Judge queries second Leveson probe
The judge leading the Leveson Inquiry into media standards has suggested the planned second part of his probe - into specific allegations of wrongdoing at the News of the World - may not go ahead.
The lengthy delay caused by the need to await the conclusion of police investigations and possible trials means that it will be "very many months, if not longer" before the second part of the inquiry can begin, said Lord Justice Leveson.
Although he did not rule out pressing ahead as planned, he suggested that consideration should be given to the value of a second inquiry which would involve "enormous cost" to taxpayers and participants and would "trawl over" material which is many years out of date.
In a ruling published late on Tuesday on the inquiry website, Lord Justice Leveson said he believed it was "in everyone's interests" to allow the first part of his investigation at the Royal Courts of Justice to go "as far as it possibly can" in the hope of answering public concerns about press behaviour.
When Prime Minister David Cameron commissioned the probe in the wake of revelations about phone-hacking at the News of the World in July 2011, he gave Lord Justice Leveson a remit to carry out an inquiry in two parts.
The first, to start immediately, would inquire into the "culture, practices, and ethics" of the media, including contacts and relationships between the press, politicians and police, and make recommendations for a more effective policy and regulatory regime in the future.
Only after the completion of any police investigations or trials would the judge begin the second part of the inquiry, addressing "the extent of unlawful or improper conduct within News International, other newspaper organisations and, as appropriate, other organisations within the media", as well as allegations of corrupt payments to police and complaints about the initial police response to phone-hacking claims.
With police currently investigating a number of individuals and no indication of whether or when any prosecutions may be brought, it is thought likely to be 18 months or longer before the second part of the inquiry can begin.
Lord Justice Leveson stressed that the possibility that the second part of the inquiry may not go ahead has not affected his approach to the first part.
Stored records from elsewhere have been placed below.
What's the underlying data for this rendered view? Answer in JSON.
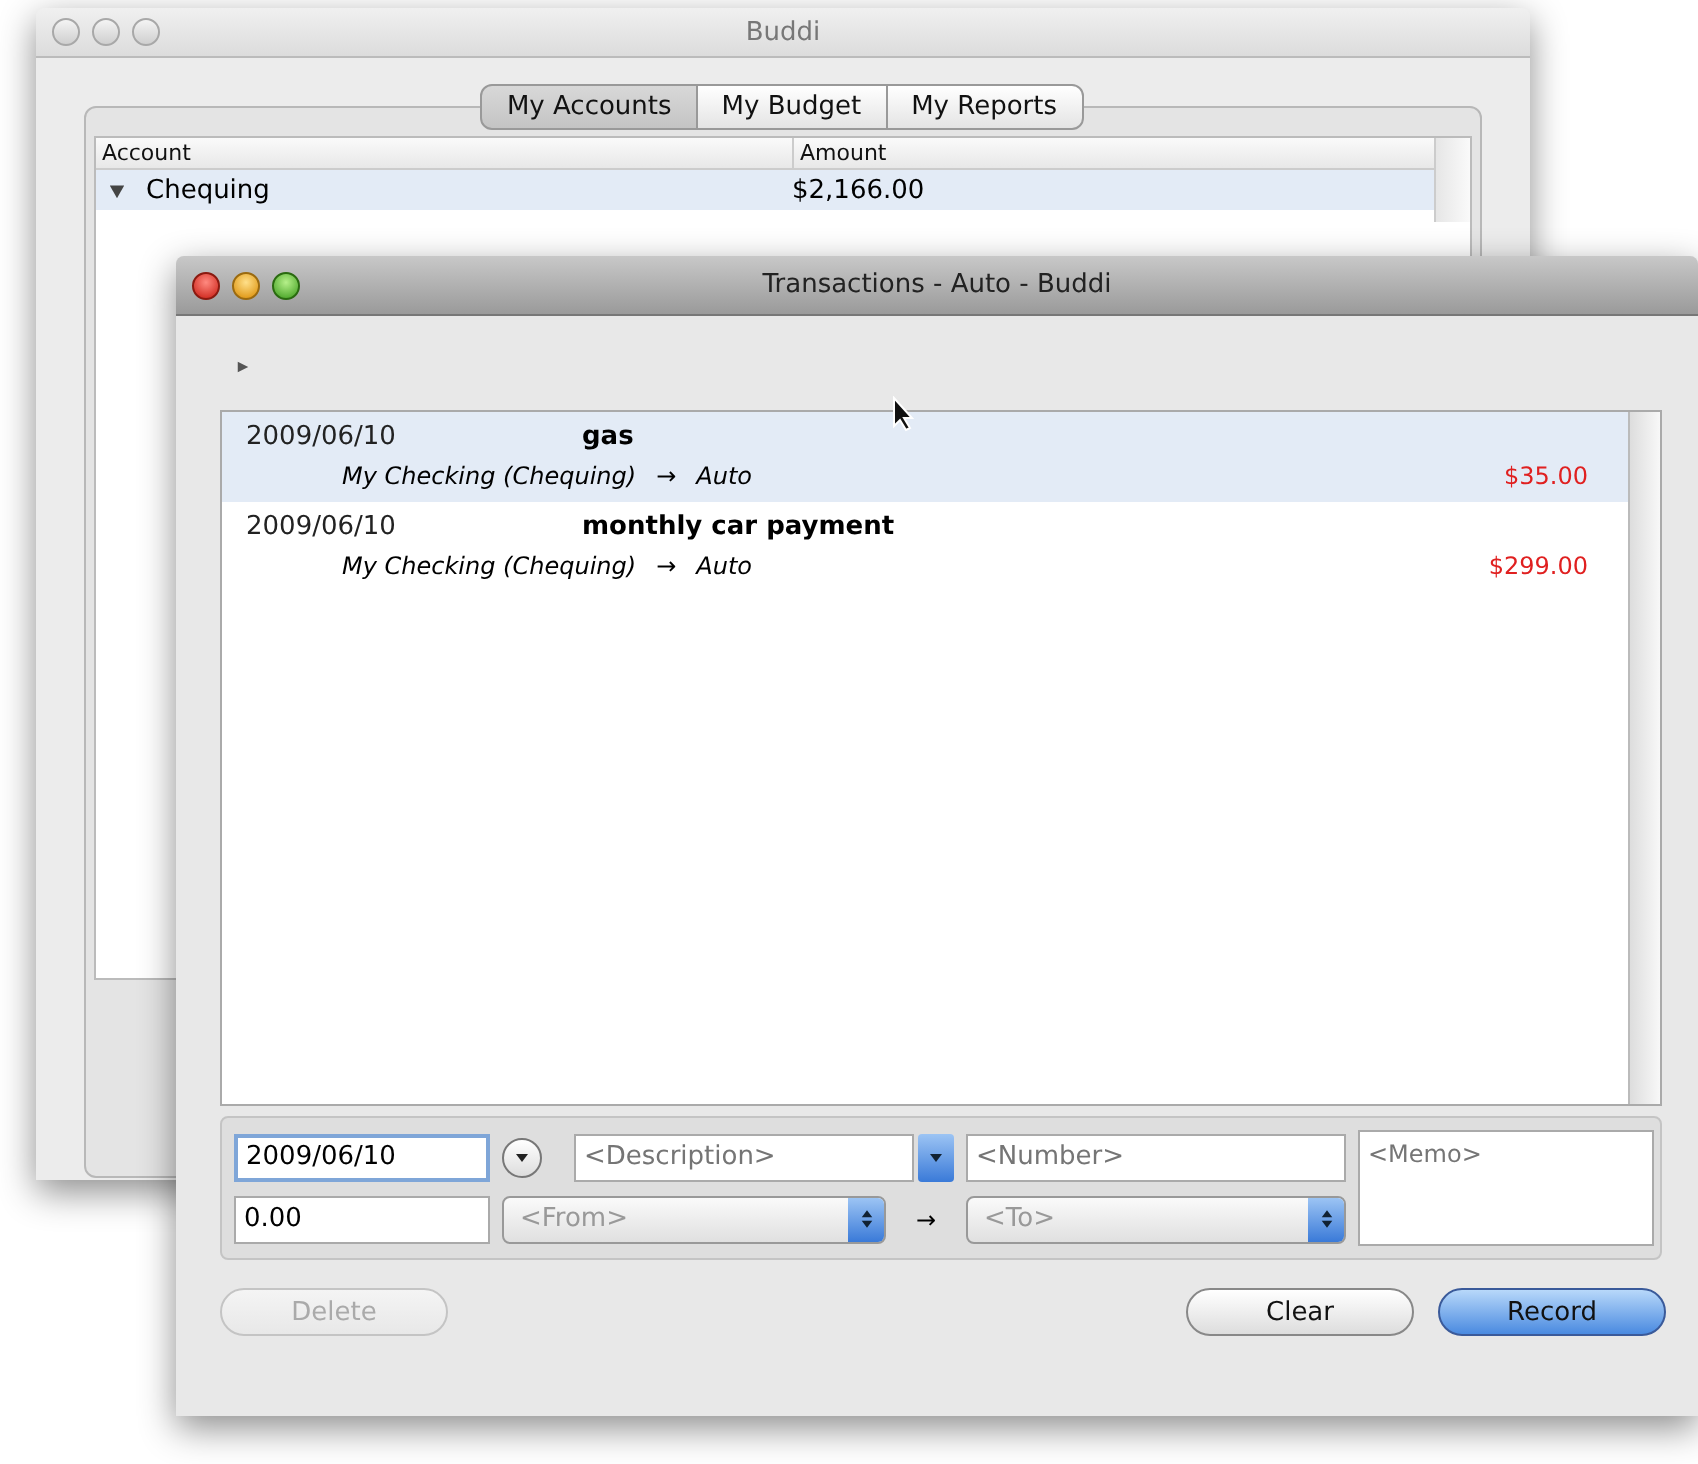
{
  "back_window": {
    "title": "Buddi",
    "tabs": [
      {
        "label": "My Accounts",
        "selected": true
      },
      {
        "label": "My Budget",
        "selected": false
      },
      {
        "label": "My Reports",
        "selected": false
      }
    ],
    "table": {
      "columns": [
        "Account",
        "Amount"
      ],
      "rows": [
        {
          "account": "Chequing",
          "amount": "$2,166.00",
          "expanded": true,
          "selected": true
        }
      ]
    }
  },
  "front_window": {
    "title": "Transactions - Auto - Buddi",
    "transactions": [
      {
        "date": "2009/06/10",
        "description": "gas",
        "from": "My Checking (Chequing)",
        "arrow": "→",
        "to": "Auto",
        "amount": "$35.00",
        "selected": true
      },
      {
        "date": "2009/06/10",
        "description": "monthly car payment",
        "from": "My Checking (Chequing)",
        "arrow": "→",
        "to": "Auto",
        "amount": "$299.00",
        "selected": false
      }
    ],
    "form": {
      "date": "2009/06/10",
      "amount": "0.00",
      "description": {
        "placeholder": "<Description>"
      },
      "number": {
        "placeholder": "<Number>"
      },
      "memo": {
        "placeholder": "<Memo>"
      },
      "from": {
        "placeholder": "<From>"
      },
      "arrow": "→",
      "to": {
        "placeholder": "<To>"
      }
    },
    "buttons": [
      {
        "label": "Delete",
        "kind": "plain",
        "disabled": true
      },
      {
        "label": "Clear",
        "kind": "plain",
        "disabled": false
      },
      {
        "label": "Record",
        "kind": "default",
        "disabled": false
      }
    ]
  }
}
But he added: "It is undeniably a sensible strategic consideration for those who have participated in this inquiry."